Among the many lines that struck me in a fresh way was: “I just want to do God’s will.” Simple, clear, old as can be, and something I aspire to most days. Still, I must admit that there are times when I very much just want to do Cathy’s will, not God’s will, even when I know better.
This line must have surely been a driving force for King and something he lived and died by. It was part of his final speech the day before he was shot down, when he spoke to a group of poor sanitation workers in Memphis, Tennessee.
“I just want to do God’s will.” A desire to do God’s will means that we spend time with God listening, discerning, questioning, and reflecting on what that will is. It means that we align our heart to God’s heart and trust that God’s way is the way, the best way, regardless of how things appear and who agrees or disagrees. It means that we understand that God’s will is for everybody’s good, not just our own personal interests, wants, and desires.

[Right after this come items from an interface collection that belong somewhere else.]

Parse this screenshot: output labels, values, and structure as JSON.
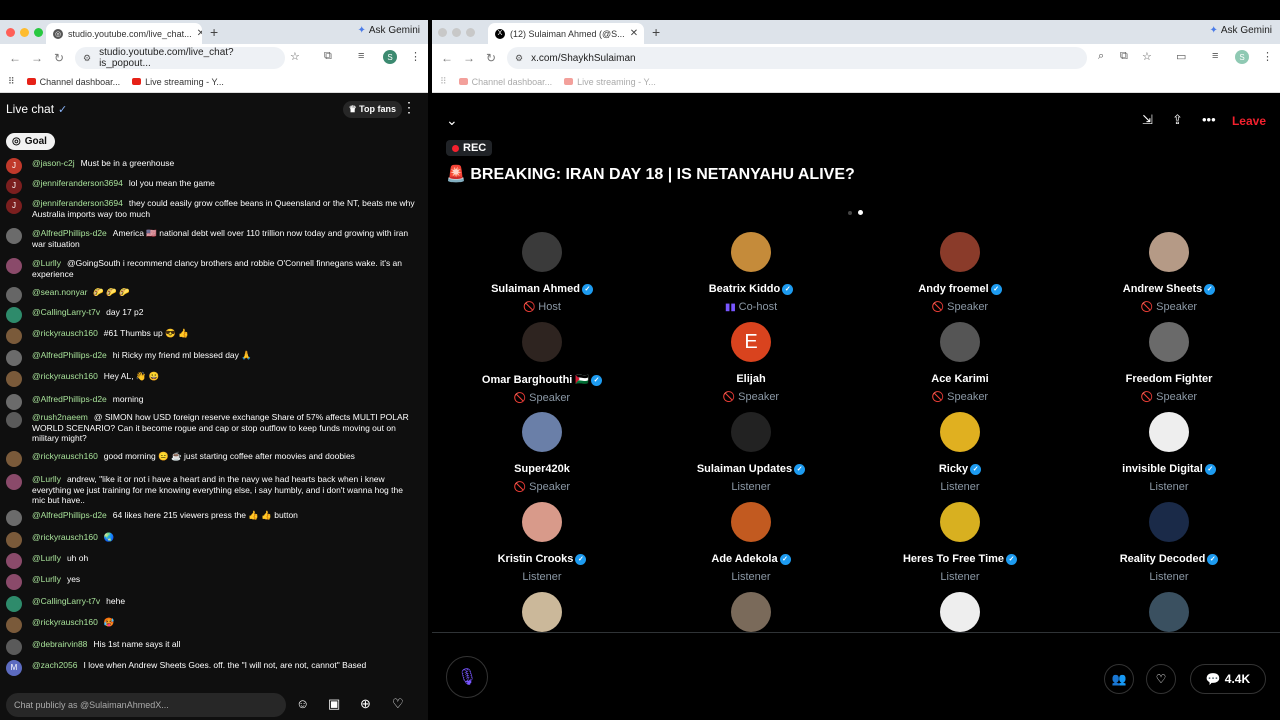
{
  "left_browser": {
    "tab_title": "studio.youtube.com/live_chat...",
    "url": "studio.youtube.com/live_chat?is_popout...",
    "ask_gemini": "Ask Gemini",
    "profile_initial": "S",
    "bookmarks": [
      "Channel dashboar...",
      "Live streaming - Y..."
    ]
  },
  "right_browser": {
    "tab_title": "(12) Sulaiman Ahmed (@S...",
    "url": "x.com/ShaykhSulaiman",
    "ask_gemini": "Ask Gemini",
    "profile_initial": "S",
    "bookmarks": [
      "Channel dashboar...",
      "Live streaming - Y..."
    ]
  },
  "chat": {
    "title": "Live chat",
    "top_fans": "Top fans",
    "goal": "Goal",
    "input_placeholder": "Chat publicly as @SulaimanAhmedX...",
    "messages": [
      {
        "initial": "J",
        "color": "#c0392b",
        "author": "@jason-c2j",
        "text": "Must be in a greenhouse"
      },
      {
        "initial": "J",
        "color": "#7b1f1f",
        "author": "@jenniferanderson3694",
        "text": "lol you mean the game"
      },
      {
        "initial": "J",
        "color": "#7b1f1f",
        "author": "@jenniferanderson3694",
        "text": "they could easily grow coffee beans in Queensland or the NT, beats me why Australia imports way too much"
      },
      {
        "initial": "",
        "color": "#6b6b6b",
        "author": "@AlfredPhillips-d2e",
        "text": "America 🇺🇸 national debt well over 110 trillion now today and growing with iran war situation"
      },
      {
        "initial": "",
        "color": "#8a4a6a",
        "author": "@Lurlly",
        "text": "@GoingSouth i recommend clancy brothers and robbie O'Connell finnegans wake. it's an experience"
      },
      {
        "initial": "",
        "color": "#666",
        "author": "@sean.nonyar",
        "text": "🌮 🌮 🌮"
      },
      {
        "initial": "",
        "color": "#2e8b6b",
        "author": "@CallingLarry-t7v",
        "text": "day 17 p2"
      },
      {
        "initial": "",
        "color": "#7a5a3a",
        "author": "@rickyrausch160",
        "text": "#61 Thumbs up 😎 👍"
      },
      {
        "initial": "",
        "color": "#6b6b6b",
        "author": "@AlfredPhillips-d2e",
        "text": "hi Ricky my friend ml blessed day 🙏"
      },
      {
        "initial": "",
        "color": "#7a5a3a",
        "author": "@rickyrausch160",
        "text": "Hey AL, 👋 😀"
      },
      {
        "initial": "",
        "color": "#6b6b6b",
        "author": "@AlfredPhillips-d2e",
        "text": "morning"
      },
      {
        "initial": "",
        "color": "#5a5a5a",
        "author": "@rush2naeem",
        "text": "@ SIMON how USD foreign reserve exchange Share of 57% affects MULTI POLAR WORLD SCENARIO? Can it become rogue and cap or stop outflow to keep funds moving out on military might?"
      },
      {
        "initial": "",
        "color": "#7a5a3a",
        "author": "@rickyrausch160",
        "text": "good morning 😑 ☕ just starting coffee after moovies and doobies"
      },
      {
        "initial": "",
        "color": "#8a4a6a",
        "author": "@Lurlly",
        "text": "andrew, \"like it or not i have a heart and in the navy we had hearts back when i knew everything we just training for me knowing everything else, i say humbly, and i don't wanna hog the mic but have.."
      },
      {
        "initial": "",
        "color": "#6b6b6b",
        "author": "@AlfredPhillips-d2e",
        "text": "64 likes here 215 viewers press the 👍 👍 button"
      },
      {
        "initial": "",
        "color": "#7a5a3a",
        "author": "@rickyrausch160",
        "text": "🌏"
      },
      {
        "initial": "",
        "color": "#8a4a6a",
        "author": "@Lurlly",
        "text": "uh oh"
      },
      {
        "initial": "",
        "color": "#8a4a6a",
        "author": "@Lurlly",
        "text": "yes"
      },
      {
        "initial": "",
        "color": "#2e8b6b",
        "author": "@CallingLarry-t7v",
        "text": "hehe"
      },
      {
        "initial": "",
        "color": "#7a5a3a",
        "author": "@rickyrausch160",
        "text": "🥵"
      },
      {
        "initial": "",
        "color": "#5a5a5a",
        "author": "@debrairvin88",
        "text": "His 1st name says it all"
      },
      {
        "initial": "M",
        "color": "#5c6bc0",
        "author": "@zach2056",
        "text": "I love when Andrew Sheets Goes. off. the \"I will not, are not, cannot\" Based"
      }
    ]
  },
  "space": {
    "rec": "REC",
    "title": "🚨 BREAKING: IRAN DAY 18 | IS NETANYAHU ALIVE?",
    "leave": "Leave",
    "comment_count": "4.4K",
    "participants": [
      {
        "name": "Sulaiman Ahmed",
        "verified": true,
        "role": "Host",
        "mic": true,
        "pic": "#3a3a3a",
        "initial": ""
      },
      {
        "name": "Beatrix Kiddo",
        "verified": true,
        "role": "Co-host",
        "mic": true,
        "cohost": true,
        "pic": "#c58b3a",
        "initial": ""
      },
      {
        "name": "Andy froemel",
        "verified": true,
        "role": "Speaker",
        "mic": true,
        "pic": "#8a3b2a",
        "initial": ""
      },
      {
        "name": "Andrew Sheets",
        "verified": true,
        "role": "Speaker",
        "mic": true,
        "pic": "#b59a86",
        "initial": ""
      },
      {
        "name": "Omar Barghouthi 🇵🇸",
        "verified": true,
        "role": "Speaker",
        "mic": true,
        "pic": "#2e2420",
        "initial": ""
      },
      {
        "name": "Elijah",
        "verified": false,
        "role": "Speaker",
        "mic": true,
        "pic": "#d9431e",
        "initial": "E"
      },
      {
        "name": "Ace Karimi",
        "verified": false,
        "role": "Speaker",
        "mic": true,
        "pic": "#555",
        "initial": ""
      },
      {
        "name": "Freedom Fighter",
        "verified": false,
        "role": "Speaker",
        "mic": true,
        "pic": "#6a6a6a",
        "initial": ""
      },
      {
        "name": "Super420k",
        "verified": false,
        "role": "Speaker",
        "mic": true,
        "pic": "#6a7fa8",
        "initial": ""
      },
      {
        "name": "Sulaiman Updates",
        "verified": true,
        "role": "Listener",
        "mic": false,
        "pic": "#222",
        "initial": ""
      },
      {
        "name": "Ricky",
        "verified": true,
        "role": "Listener",
        "mic": false,
        "pic": "#e0b020",
        "initial": ""
      },
      {
        "name": "invisible Digital",
        "verified": true,
        "role": "Listener",
        "mic": false,
        "pic": "#eee",
        "initial": ""
      },
      {
        "name": "Kristin Crooks",
        "verified": true,
        "role": "Listener",
        "mic": false,
        "pic": "#d89a8a",
        "initial": ""
      },
      {
        "name": "Ade Adekola",
        "verified": true,
        "role": "Listener",
        "mic": false,
        "pic": "#c25a20",
        "initial": ""
      },
      {
        "name": "Heres To Free Time",
        "verified": true,
        "role": "Listener",
        "mic": false,
        "pic": "#d8b020",
        "initial": ""
      },
      {
        "name": "Reality Decoded",
        "verified": true,
        "role": "Listener",
        "mic": false,
        "pic": "#1a2a48",
        "initial": ""
      },
      {
        "name": "",
        "verified": false,
        "role": "",
        "mic": false,
        "pic": "#cbb89a",
        "initial": ""
      },
      {
        "name": "",
        "verified": false,
        "role": "",
        "mic": false,
        "pic": "#7a6a5a",
        "initial": ""
      },
      {
        "name": "",
        "verified": false,
        "role": "",
        "mic": false,
        "pic": "#eee",
        "initial": ""
      },
      {
        "name": "",
        "verified": false,
        "role": "",
        "mic": false,
        "pic": "#3a5060",
        "initial": ""
      }
    ]
  }
}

God’s will. This was among Jesus’ final words in the Garden of Gethsemane—“not my will but thine be done.” It is a prayer that we pray in worship almost every Sunday—“thy will be done.”
“I just want to do God’s will” is a good place to start, a good place to be centered, and a good place to end every circumstance, every decision.
Hate killed Dr. King’s body but could not kill his dream nor the message of love and hope because it is also God’s dream, God’s will for humankind. May it also be ours as well.
If you were not in worship last Sunday, click here to read Isaiah Fish’s sermon. I’m sure you will be as inspired as was and still am.
Grace and peace,